It would be hard to delve any deeper into the narrative without revealing any spoilers. In the era of 15-and-a-half minute movie trailers that reveal everything but the point of making yet another crappy movie, I can sympathize. But in the case of Girl, it is less important to guess who dunnit and more important to enjoy the darker edges of this Swedish mystery. Unlike Hollywood thrillers, this movie does not shy away from the ambiguities that come with solving murders, nor does it shy away from leaving parts of the mystery mysterious. While the case of the missing niece is solved – complete with the mandatory cheesy 11th hour captivity of a protagonist by an antagonist who keeps him/her alive just long enough to reveal all of the details of their crime – the mysteries of Lisbeth and Mikael’s lives are left open.
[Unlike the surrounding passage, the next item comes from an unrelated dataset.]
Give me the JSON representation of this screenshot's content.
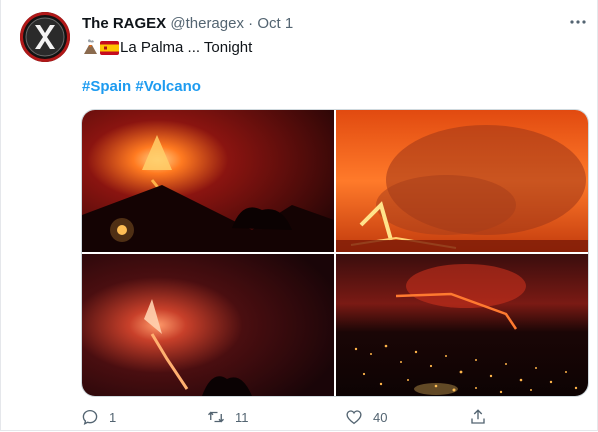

They search through old photographs, newspapers, and archives for the niece’s killer (just like all good historians), while the audience chews their proverbial – or real for that matter – nails – but never reclaim their own horrors. This keeps the movie feeling fresh and ambivalent; something I have no doubt the American version of this story will destroy.
On the other hand, there is nothing ambivalent about the blatant nationalist celebration throughout the The Stone of Destiny (2008). The film tells the “true” story of four Scottish kids who stole the Stone of Scone (a stone from the seat of the former kings of Scotland) from Westminster Abbey in the 1950s. The film portrays them as trying to reclaim what they believe to be their rightful history from the nasty, imperialist, self-serving British (a common theme to British history, American history, Canadian history, African diaspora history, and Caribbean history etc.), the four students (charmingly embodied by Charlie Cox, Kate Mara, Stephen McCole and Ciaron Kelly) plan and execute a kind of Laurel and Hardy version of a high powered heist. The stone weighs over 600 pounds; guards are constantly changing their shifts; beautiful women and grumpy old misers arm the information booth and comedy ensues.
While it would be easy to be cynical about this film – which truthfully is a painfully eager celebration of Scottish nationalism – and to reject it out of hand for embodying all that historians are supposed to question nationalist projects, and their place in history (the tagline of this film begs for this: “A heist 600 years in the making”), you can’t. Know why? Because it is funny, you are rooting for the protagonists, the music is fun, and you do tear up just a little bit when the bagpipes play longingly while the main protagonist proclaims that their names aren’t important, they are the “sons of Scotland.” I know that nationalism can be dangerous, and it can also be full of false histories (thank you Eric Hobsbawm and Ian McKay), lighten up! It’s only a movie.
Katharine Bausch is a PhD candidate in the history department at York University. She is studying the relationship between African American and white American culture in the civil rights era.